The Failed Arguments of John Edwards
Another presidential campaign, another also-ran badge for John Edwards. Only this time he won’t even get the VP consolation prize.
Edwards got lost this year amidst the Clinton v. Obama rumble. You could say a rich, middle-aged white guy simply had no shot in a year when historic firsts beckoned the party. But, really, I think voters just weren’t convinced that this patrician with the Southern drawl as meticulously maintained as his hair would really change America for the better.
Oh, sure, he had that speech, the one members of the media fawned over four years ago. The one that sounded so stilted and contrived at the convention in 2004. Two Americas. One for those slimy rich jerks, one for us poor oppressed masses. The fact that Edwards himself is filthy rich was apparently a sign that he knew what he was talking about – rather than an indication that he might be clueless.
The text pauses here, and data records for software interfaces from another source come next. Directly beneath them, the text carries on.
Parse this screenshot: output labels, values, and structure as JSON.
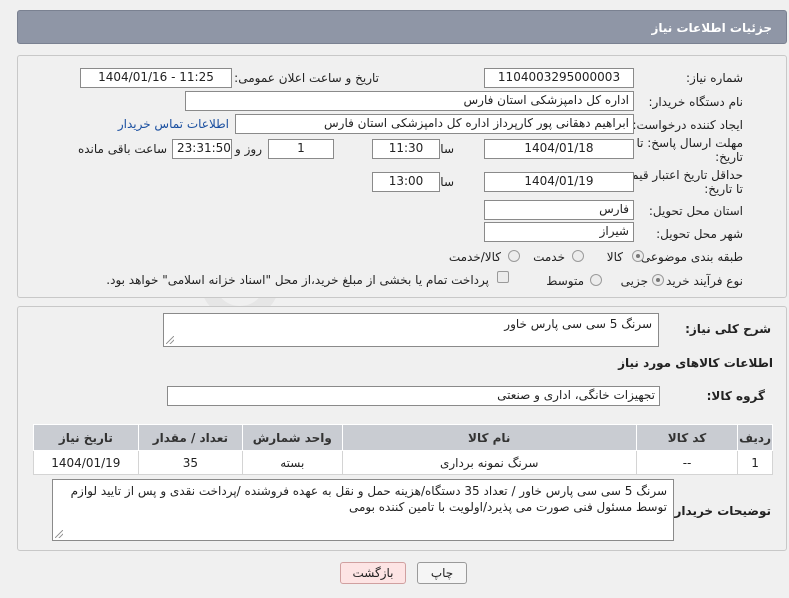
{
  "header": {
    "title": "جزئیات اطلاعات نیاز"
  },
  "form": {
    "need_number": {
      "label": "شماره نیاز:",
      "value": "1104003295000003"
    },
    "announce_datetime": {
      "label": "تاریخ و ساعت اعلان عمومی:",
      "value": "1404/01/16 - 11:25"
    },
    "buyer_org": {
      "label": "نام دستگاه خریدار:",
      "value": "اداره کل دامپزشکی استان فارس"
    },
    "requester": {
      "label": "ایجاد کننده درخواست:",
      "value": "ابراهیم دهقانی پور کارپرداز اداره کل دامپزشکی استان فارس",
      "contact_link": "اطلاعات تماس خریدار"
    },
    "reply_deadline": {
      "label": "مهلت ارسال پاسخ: تا تاریخ:",
      "date": "1404/01/18",
      "time_label": "ساعت",
      "time": "11:30",
      "days": "1",
      "days_label": "روز و",
      "remaining": "23:31:50",
      "remaining_label": "ساعت باقی مانده"
    },
    "price_validity": {
      "label": "حداقل تاریخ اعتبار قیمت: تا تاریخ:",
      "date": "1404/01/19",
      "time_label": "ساعت",
      "time": "13:00"
    },
    "delivery_province": {
      "label": "استان محل تحویل:",
      "value": "فارس"
    },
    "delivery_city": {
      "label": "شهر محل تحویل:",
      "value": "شیراز"
    },
    "category": {
      "label": "طبقه بندی موضوعی:",
      "options": [
        "کالا",
        "خدمت",
        "کالا/خدمت"
      ],
      "selected": "کالا"
    },
    "purchase_type": {
      "label": "نوع فرآیند خرید :",
      "options": [
        "جزیی",
        "متوسط"
      ],
      "selected": "جزیی",
      "payment_note": "پرداخت تمام یا بخشی از مبلغ خرید،از محل \"اسناد خزانه اسلامی\" خواهد بود."
    }
  },
  "description": {
    "label": "شرح کلی نیاز:",
    "value": "سرنگ 5 سی سی پارس خاور"
  },
  "goods_info": {
    "title": "اطلاعات کالاهای مورد نیاز",
    "group_label": "گروه کالا:",
    "group_value": "تجهیزات خانگی، اداری و صنعتی"
  },
  "table": {
    "headers": [
      "ردیف",
      "کد کالا",
      "نام کالا",
      "واحد شمارش",
      "تعداد / مقدار",
      "تاریخ نیاز"
    ],
    "rows": [
      [
        "1",
        "--",
        "سرنگ نمونه برداری",
        "بسته",
        "35",
        "1404/01/19"
      ]
    ]
  },
  "buyer_notes": {
    "label": "توضیحات خریدار:",
    "value": "سرنگ 5 سی سی پارس خاور / تعداد 35 دستگاه/هزینه حمل و نقل به عهده فروشنده /پرداخت نقدی و پس از تایید لوازم توسط مسئول فنی صورت  می پذیرد/اولویت با تامین کننده بومی"
  },
  "buttons": {
    "print": "چاپ",
    "back": "بازگشت"
  },
  "watermark": "AriaTender.neT"
}
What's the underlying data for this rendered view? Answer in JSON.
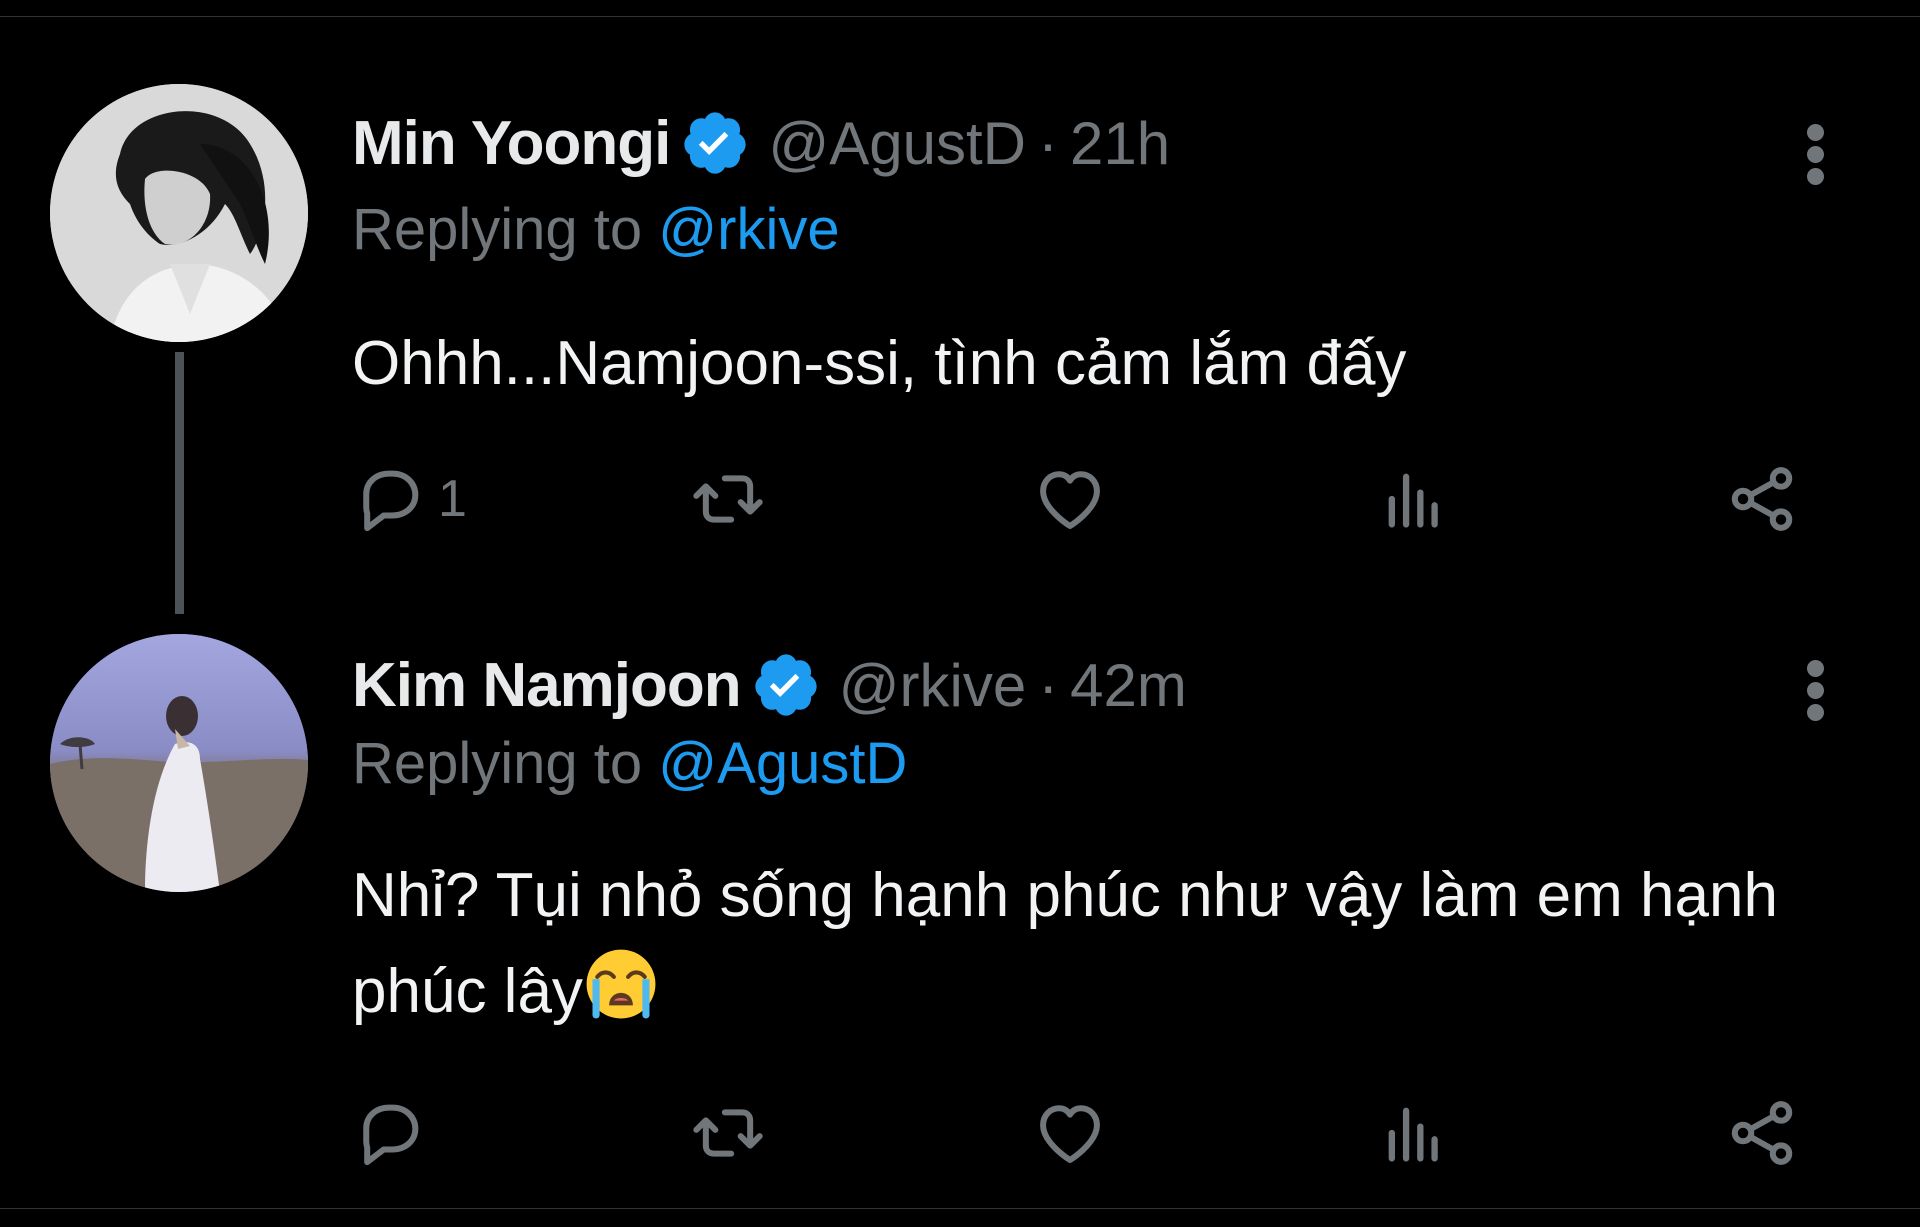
{
  "tweets": [
    {
      "display_name": "Min Yoongi",
      "handle": "@AgustD",
      "separator": "·",
      "time": "21h",
      "replying_prefix": "Replying to",
      "replying_to": "@rkive",
      "text": "Ohhh...Namjoon-ssi, tình cảm lắm đấy",
      "reply_count": "1",
      "verified": true,
      "icons": [
        "reply-icon",
        "retweet-icon",
        "like-icon",
        "views-icon",
        "share-icon",
        "more-icon",
        "verified-icon"
      ]
    },
    {
      "display_name": "Kim Namjoon",
      "handle": "@rkive",
      "separator": "·",
      "time": "42m",
      "replying_prefix": "Replying to",
      "replying_to": "@AgustD",
      "text": "Nhỉ? Tụi nhỏ sống hạnh phúc như vậy làm em hạnh phúc lây",
      "reply_count": "",
      "verified": true,
      "emoji": "loudly-crying-face",
      "icons": [
        "reply-icon",
        "retweet-icon",
        "like-icon",
        "views-icon",
        "share-icon",
        "more-icon",
        "verified-icon"
      ]
    }
  ],
  "colors": {
    "background": "#000000",
    "primary_text": "#e7e9ea",
    "secondary_text": "#71767b",
    "accent": "#1d9bf0",
    "thread_line": "#4d5257"
  }
}
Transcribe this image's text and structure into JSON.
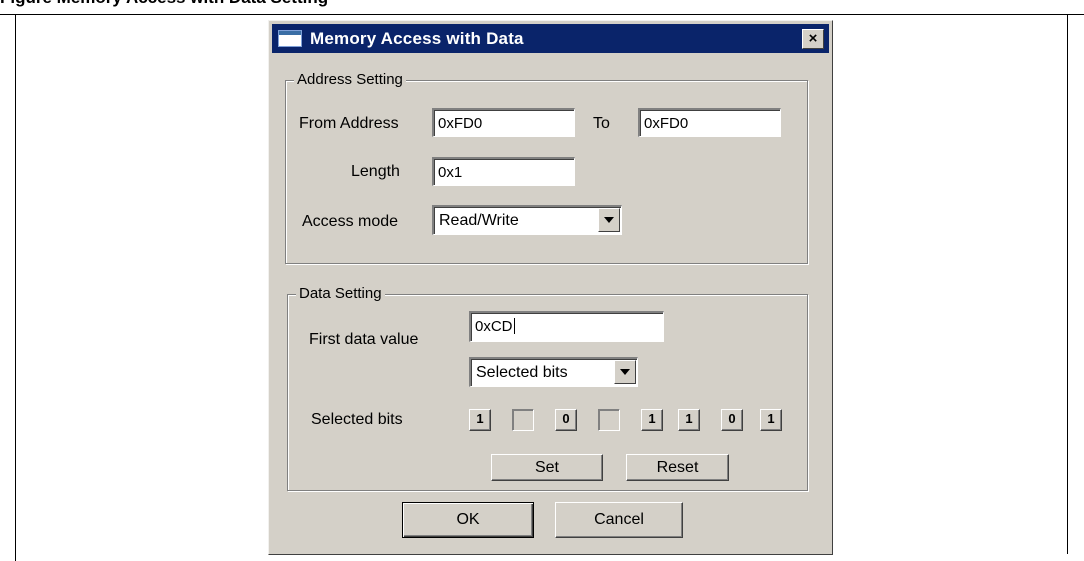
{
  "document": {
    "caption": "Figure       Memory Access with Data Setting"
  },
  "dialog": {
    "title": "Memory Access with Data",
    "close_glyph": "×",
    "address_setting": {
      "group_label": "Address Setting",
      "from_label": "From Address",
      "from_value": "0xFD0",
      "to_label": "To",
      "to_value": "0xFD0",
      "length_label": "Length",
      "length_value": "0x1",
      "access_mode_label": "Access mode",
      "access_mode_value": "Read/Write"
    },
    "data_setting": {
      "group_label": "Data Setting",
      "first_value_label": "First data value",
      "first_value": "0xCD",
      "mode_value": "Selected bits",
      "selected_bits_label": "Selected bits",
      "bits": [
        "1",
        "",
        "0",
        "",
        "1",
        "1",
        "0",
        "1"
      ],
      "set_label": "Set",
      "reset_label": "Reset"
    },
    "ok_label": "OK",
    "cancel_label": "Cancel"
  },
  "colors": {
    "titlebar": "#0a246a",
    "dialog_face": "#d4d0c8"
  }
}
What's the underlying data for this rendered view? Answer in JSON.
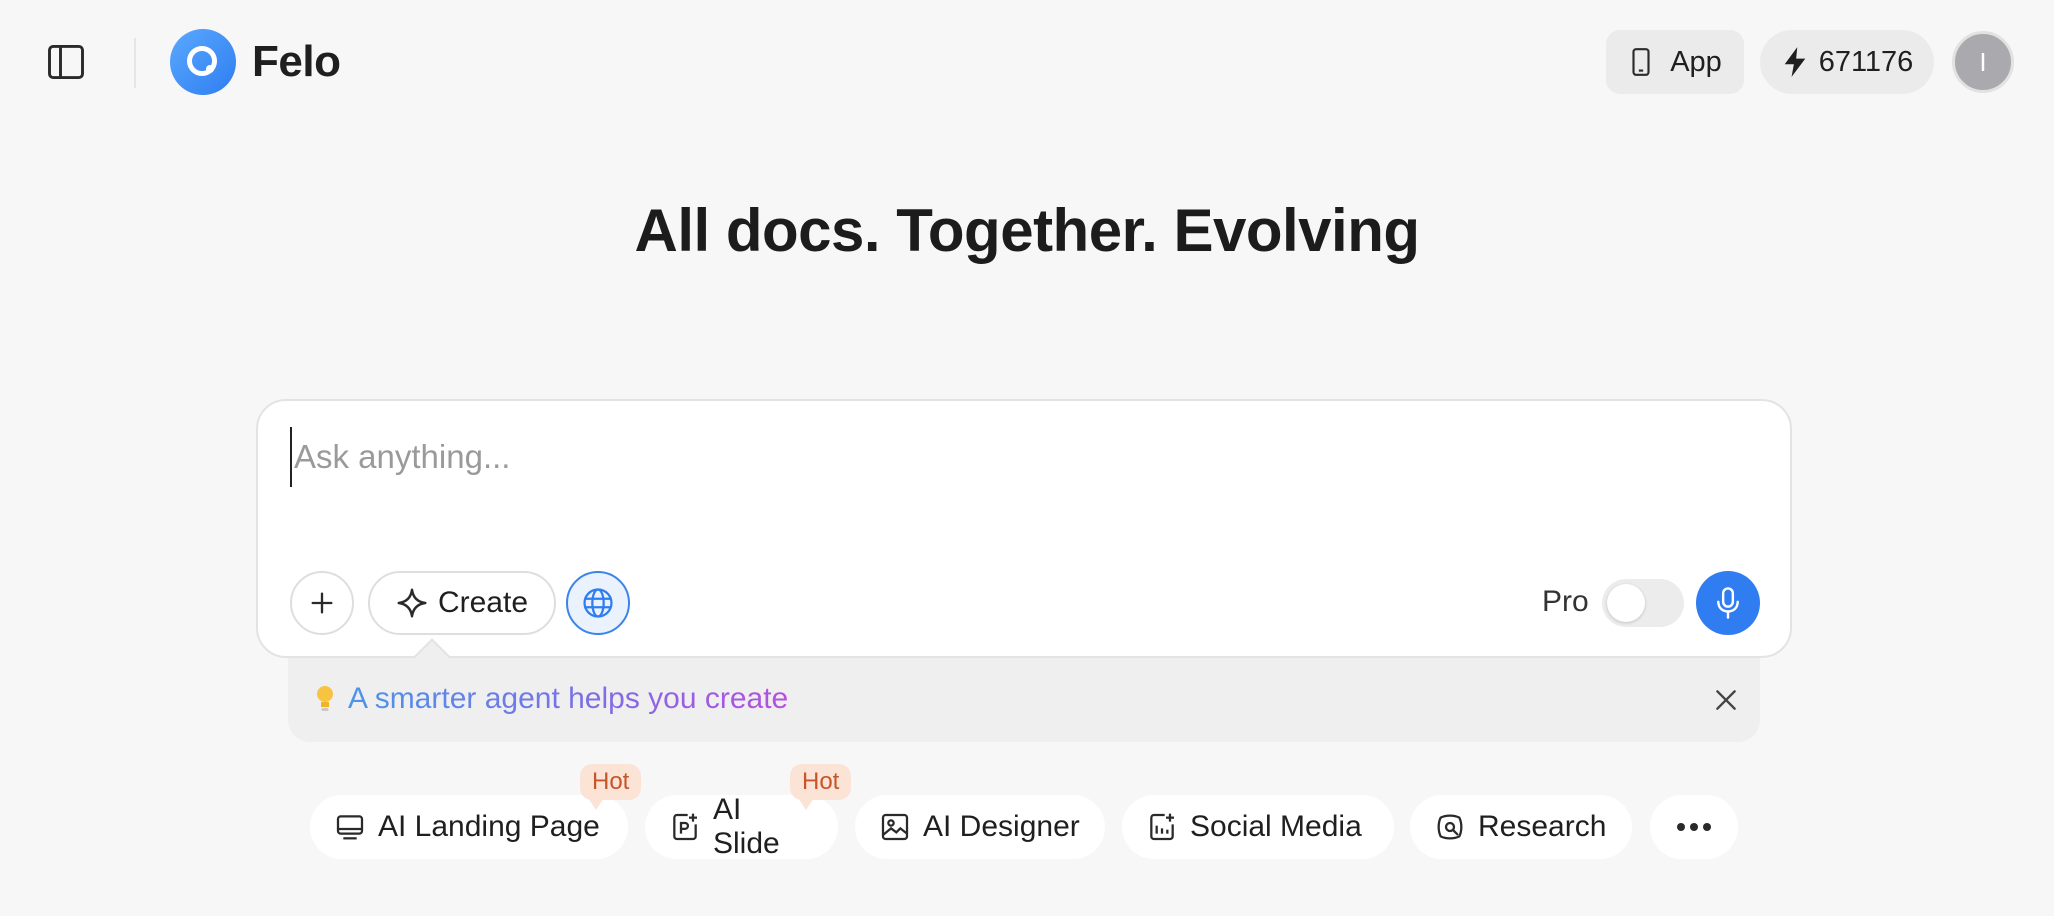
{
  "header": {
    "brand": "Felo",
    "app_label": "App",
    "credits": "671176",
    "avatar_initial": "I"
  },
  "hero": {
    "headline": "All docs. Together. Evolving"
  },
  "composer": {
    "placeholder": "Ask anything...",
    "value": "",
    "create_label": "Create",
    "pro_label": "Pro",
    "pro_enabled": false,
    "accent_color": "#2f7df0"
  },
  "tip": {
    "text": "A smarter agent helps you create"
  },
  "quick_actions": [
    {
      "label": "AI Landing Page",
      "icon": "monitor-icon",
      "badge": "Hot"
    },
    {
      "label": "AI Slide",
      "icon": "slide-icon",
      "badge": "Hot"
    },
    {
      "label": "AI Designer",
      "icon": "image-icon"
    },
    {
      "label": "Social Media",
      "icon": "social-doc-icon"
    },
    {
      "label": "Research",
      "icon": "research-icon"
    }
  ],
  "colors": {
    "hot_badge_bg": "#fbe4d6",
    "hot_badge_text": "#c8552a",
    "logo": "#3a8af3"
  }
}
Those on the right often accused Edwards of waging class warfare. Maybe in some people’s definition. But, really, he’s just a typical 20th century era liberal who believes people have little hope of a good life without the government assuring them one. That’s not to say he believes in an endless welfare state. He truly loves the virtues of hard work and believes a good day’s labor should earn a good day’s pay. In a perfect world, it should, yes. In this world, the rise of the service economy has left us with lots of jobs whose labor is worth little so that the products we buy might cost less.
John Edwards wanted to fix that, which is a positive mission. But he wasn’t advocating the removal of hurdles that make it difficult for individuals to compete in the free market or lowering the barriers that make it hard for small businesses to prosper. He believed in more regulations, more restrictions, more government that would artificially elevate wages, close off trade and try to hold back the inevitable transition to a global economy. He wanted to protect us from the big, scary free market, not help us operate in it.
A lot of us would love more opportunity to lift ourselves up, but, apparently (thankfully), not many think Edwards’ brand of protectionism is the answer. What Edwards got wrong is that there are not two Americas. It’s not so simple. There are hundreds of Americas. Thousands. And each state, each city, each neighborhood and each person doesn’t need governmental coddling. We need freedom. We need the federal government to cut away the layers of unfairness not add more layers for us to navigate. It’s not even about smaller government. Just smarter government, more focused on creating opportunity than trying to create some unreachable ideal of classlessness.
Edwards’ ideas live on within the Democratic party. Hopefully, his failure will help temper the party’s more protectionist instincts. There’s nothing wrong with wanting to help the less fortunate – in fact, the impulse is noble. But some solutions are far better than others.
Cross posted at PoliGazette.